_Exercise directions_. The records below need retyping in full; give them again exactly.

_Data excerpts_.
□ □ □ □ □

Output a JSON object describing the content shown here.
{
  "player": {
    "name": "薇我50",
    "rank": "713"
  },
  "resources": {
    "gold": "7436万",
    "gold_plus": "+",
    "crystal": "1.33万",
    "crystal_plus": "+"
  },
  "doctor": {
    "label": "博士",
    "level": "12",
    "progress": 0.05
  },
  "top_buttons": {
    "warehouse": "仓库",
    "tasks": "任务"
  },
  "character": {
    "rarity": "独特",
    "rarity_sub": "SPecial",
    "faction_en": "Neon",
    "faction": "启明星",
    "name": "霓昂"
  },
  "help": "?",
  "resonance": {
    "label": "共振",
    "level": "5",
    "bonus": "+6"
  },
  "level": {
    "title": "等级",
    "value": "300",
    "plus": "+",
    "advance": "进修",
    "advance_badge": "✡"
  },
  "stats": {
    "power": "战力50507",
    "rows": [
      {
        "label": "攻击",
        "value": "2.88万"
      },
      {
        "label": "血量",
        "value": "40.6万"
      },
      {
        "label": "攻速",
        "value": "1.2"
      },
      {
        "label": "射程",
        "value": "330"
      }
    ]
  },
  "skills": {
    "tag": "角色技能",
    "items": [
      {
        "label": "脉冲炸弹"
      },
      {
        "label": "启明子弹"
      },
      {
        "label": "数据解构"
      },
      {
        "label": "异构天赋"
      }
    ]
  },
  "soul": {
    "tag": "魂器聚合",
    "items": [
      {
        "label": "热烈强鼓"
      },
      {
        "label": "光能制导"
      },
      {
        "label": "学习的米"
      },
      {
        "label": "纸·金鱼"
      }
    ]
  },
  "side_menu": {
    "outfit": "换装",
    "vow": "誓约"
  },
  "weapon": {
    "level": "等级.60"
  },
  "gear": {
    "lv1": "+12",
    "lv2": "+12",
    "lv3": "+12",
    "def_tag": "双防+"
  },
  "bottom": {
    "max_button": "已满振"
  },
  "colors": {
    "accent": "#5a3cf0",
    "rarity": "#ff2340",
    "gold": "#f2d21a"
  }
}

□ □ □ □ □

_Reply_.
Output a JSON object describing the content shown here.
{
  "player": {
    "name": "薇我50",
    "rank": "713"
  },
  "resources": {
    "gold": "7436万",
    "gold_plus": "+",
    "crystal": "1.33万",
    "crystal_plus": "+"
  },
  "doctor": {
    "label": "博士",
    "level": "12",
    "progress": 0.05
  },
  "top_buttons": {
    "warehouse": "仓库",
    "tasks": "任务"
  },
  "character": {
    "rarity": "独特",
    "rarity_sub": "SPecial",
    "faction_en": "Neon",
    "faction": "启明星",
    "name": "霓昂"
  },
  "help": "?",
  "resonance": {
    "label": "共振",
    "level": "5",
    "bonus": "+6"
  },
  "level": {
    "title": "等级",
    "value": "300",
    "plus": "+",
    "advance": "进修",
    "advance_badge": "✡"
  },
  "stats": {
    "power": "战力50507",
    "rows": [
      {
        "label": "攻击",
        "value": "2.88万"
      },
      {
        "label": "血量",
        "value": "40.6万"
      },
      {
        "label": "攻速",
        "value": "1.2"
      },
      {
        "label": "射程",
        "value": "330"
      }
    ]
  },
  "skills": {
    "tag": "角色技能",
    "items": [
      {
        "label": "脉冲炸弹"
      },
      {
        "label": "启明子弹"
      },
      {
        "label": "数据解构"
      },
      {
        "label": "异构天赋"
      }
    ]
  },
  "soul": {
    "tag": "魂器聚合",
    "items": [
      {
        "label": "热烈强鼓"
      },
      {
        "label": "光能制导"
      },
      {
        "label": "学习的米"
      },
      {
        "label": "纸·金鱼"
      }
    ]
  },
  "side_menu": {
    "outfit": "换装",
    "vow": "誓约"
  },
  "weapon": {
    "level": "等级.60"
  },
  "gear": {
    "lv1": "+12",
    "lv2": "+12",
    "lv3": "+12",
    "def_tag": "双防+"
  },
  "bottom": {
    "max_button": "已满振"
  },
  "colors": {
    "accent": "#5a3cf0",
    "rarity": "#ff2340",
    "gold": "#f2d21a"
  }
}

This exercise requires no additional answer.